Be mindful of overdraft fees
If you make a transaction that exceeds what you have in your checking or savings account, you may be charged an overdraft fee. Alternatively, your bank may choose to not allow the transaction and instead charge you a fee for having insufficient funds. Thankfully, it's not hard to help avoid overdraft fees if you protect yourself with a few safeguards:
- Have your employer use direct deposit to put your pay check into your checking account. You get your money faster, and it saves you the hassle of going to the bank to ensure you have sufficient funds in your account.
- Keep some money in your checking account to act as a cushion in case of unexpected expenses. It’s suggested that you maintain at least $500 in your savings account as a backup in case that first cushion isn't enough and you need to transfer money into your checking account.
- Take advantage of both Online and Mobile Banking to access your balance information anytime, almost anywhere. Remember to factor in recent transactions that haven't appeared yet when determining your balance.
- Set up alerts on your accounts to help you track your balance and spending. Your bank may enable you to set up alerts to be sent to your email or mobile phone if your balance goes below a specific threshold.
- Consider overdraft services. For example, most Bank of America accounts are automatically set to a standard overdraft setting that helps reduce your chances of inadvertently overdrawing your eligible checking account. This service stops (non-recurring) debit purchases if there isn't enough money in your account or eligible linked overdraft protection account. Learn more about Bank of America's overdraft solutions.

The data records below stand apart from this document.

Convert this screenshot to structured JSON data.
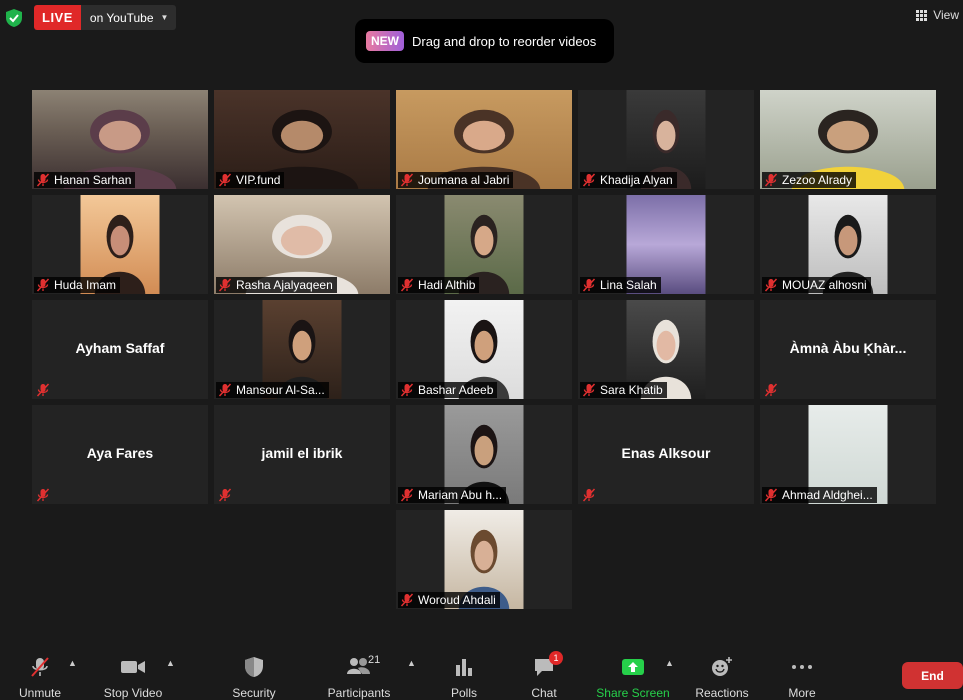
{
  "top": {
    "live_badge": "LIVE",
    "live_target": "on YouTube",
    "view_label": "View",
    "toast_badge": "NEW",
    "toast_text": "Drag and drop to reorder videos"
  },
  "participants": [
    {
      "name": "Hanan Sarhan",
      "video": true
    },
    {
      "name": "VIP.fund",
      "video": true
    },
    {
      "name": "Joumana al Jabri",
      "video": true,
      "active_speaker": true
    },
    {
      "name": "Khadija Alyan",
      "video": true
    },
    {
      "name": "Zezoo Alrady",
      "video": true
    },
    {
      "name": "Huda Imam",
      "video": true
    },
    {
      "name": "Rasha Ajalyaqeen",
      "video": true
    },
    {
      "name": "Hadi Althib",
      "video": true
    },
    {
      "name": "Lina Salah",
      "video": true
    },
    {
      "name": "MOUAZ alhosni",
      "video": true
    },
    {
      "name": "Ayham Saffaf",
      "video": false
    },
    {
      "name": "Mansour Al-Sa...",
      "video": true
    },
    {
      "name": "Bashar Adeeb",
      "video": true
    },
    {
      "name": "Sara Khatib",
      "video": true
    },
    {
      "name": "Àmnà Àbu Ḳhàr...",
      "video": false
    },
    {
      "name": "Aya Fares",
      "video": false
    },
    {
      "name": "jamil el ibrik",
      "video": false
    },
    {
      "name": "Mariam Abu h...",
      "video": true
    },
    {
      "name": "Enas Alksour",
      "video": false
    },
    {
      "name": "Ahmad Aldghei...",
      "video": true
    },
    {
      "name": "Woroud Ahdali",
      "video": true
    }
  ],
  "toolbar": {
    "unmute": "Unmute",
    "stop_video": "Stop Video",
    "security": "Security",
    "participants": "Participants",
    "participants_count": "21",
    "polls": "Polls",
    "chat": "Chat",
    "chat_badge": "1",
    "share_screen": "Share Screen",
    "reactions": "Reactions",
    "more": "More",
    "end": "End"
  },
  "colors": {
    "live_red": "#e02828",
    "active_border": "#c9e27a",
    "share_green": "#26d04a",
    "end_red": "#d03232",
    "muted_mic_red": "#e03030"
  }
}
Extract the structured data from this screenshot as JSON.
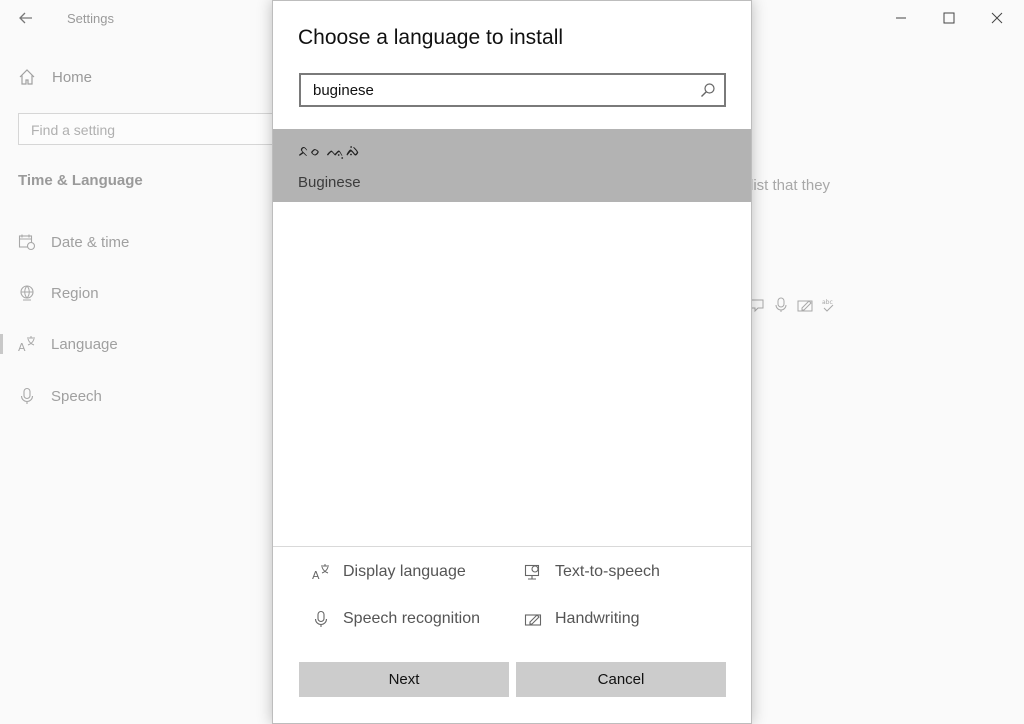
{
  "window": {
    "title": "Settings"
  },
  "sidebar": {
    "home_label": "Home",
    "search_placeholder": "Find a setting",
    "section_title": "Time & Language",
    "items": [
      {
        "label": "Date & time",
        "icon": "calendar-clock-icon"
      },
      {
        "label": "Region",
        "icon": "globe-icon"
      },
      {
        "label": "Language",
        "icon": "language-icon",
        "selected": true
      },
      {
        "label": "Speech",
        "icon": "microphone-icon"
      }
    ]
  },
  "background": {
    "partial_text": "list that they"
  },
  "dialog": {
    "title": "Choose a language to install",
    "search_value": "buginese",
    "results": [
      {
        "native": "ᨅᨔ ᨕᨘᨁᨗ",
        "name": "Buginese",
        "selected": true
      }
    ],
    "features": [
      {
        "label": "Display language",
        "icon": "display-language-icon"
      },
      {
        "label": "Text-to-speech",
        "icon": "text-to-speech-icon"
      },
      {
        "label": "Speech recognition",
        "icon": "microphone-icon"
      },
      {
        "label": "Handwriting",
        "icon": "handwriting-icon"
      }
    ],
    "buttons": {
      "next": "Next",
      "cancel": "Cancel"
    }
  },
  "colors": {
    "selected_row": "#b3b3b3",
    "button_bg": "#cccccc"
  }
}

These tips can help you avoid unnecessary bank fees and keep better track of the money in your checking and savings accounts.